(DATASET RECORDS begins)
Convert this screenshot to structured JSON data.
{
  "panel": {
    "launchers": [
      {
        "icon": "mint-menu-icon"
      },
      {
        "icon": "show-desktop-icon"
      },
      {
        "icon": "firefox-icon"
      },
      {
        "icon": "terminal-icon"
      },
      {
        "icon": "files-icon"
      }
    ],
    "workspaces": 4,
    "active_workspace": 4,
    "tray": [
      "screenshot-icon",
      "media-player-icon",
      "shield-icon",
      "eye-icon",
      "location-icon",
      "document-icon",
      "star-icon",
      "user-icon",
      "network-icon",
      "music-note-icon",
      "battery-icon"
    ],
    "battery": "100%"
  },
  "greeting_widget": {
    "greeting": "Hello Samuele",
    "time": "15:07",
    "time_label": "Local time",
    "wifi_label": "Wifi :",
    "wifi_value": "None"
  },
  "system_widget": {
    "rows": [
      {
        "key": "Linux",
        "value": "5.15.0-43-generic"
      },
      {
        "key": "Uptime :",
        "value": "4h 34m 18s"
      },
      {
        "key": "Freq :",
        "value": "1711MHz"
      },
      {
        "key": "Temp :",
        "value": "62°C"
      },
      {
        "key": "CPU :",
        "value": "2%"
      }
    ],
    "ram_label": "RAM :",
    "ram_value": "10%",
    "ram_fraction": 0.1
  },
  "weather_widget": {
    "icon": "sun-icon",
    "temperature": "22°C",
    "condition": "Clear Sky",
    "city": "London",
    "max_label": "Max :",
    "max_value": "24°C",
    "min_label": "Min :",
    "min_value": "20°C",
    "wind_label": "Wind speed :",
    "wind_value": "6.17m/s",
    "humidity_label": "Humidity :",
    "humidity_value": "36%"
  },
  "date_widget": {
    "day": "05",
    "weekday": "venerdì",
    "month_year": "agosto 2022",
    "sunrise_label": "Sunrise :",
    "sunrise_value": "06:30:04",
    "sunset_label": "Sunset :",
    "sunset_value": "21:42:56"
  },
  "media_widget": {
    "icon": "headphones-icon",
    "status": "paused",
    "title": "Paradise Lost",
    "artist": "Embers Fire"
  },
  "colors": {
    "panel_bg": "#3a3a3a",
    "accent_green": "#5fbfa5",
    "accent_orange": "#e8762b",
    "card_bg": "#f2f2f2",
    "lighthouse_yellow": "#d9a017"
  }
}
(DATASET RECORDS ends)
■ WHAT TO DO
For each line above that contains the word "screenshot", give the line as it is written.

■ RESULT
Convert this screenshot to structured JSON data.
      "screenshot-icon",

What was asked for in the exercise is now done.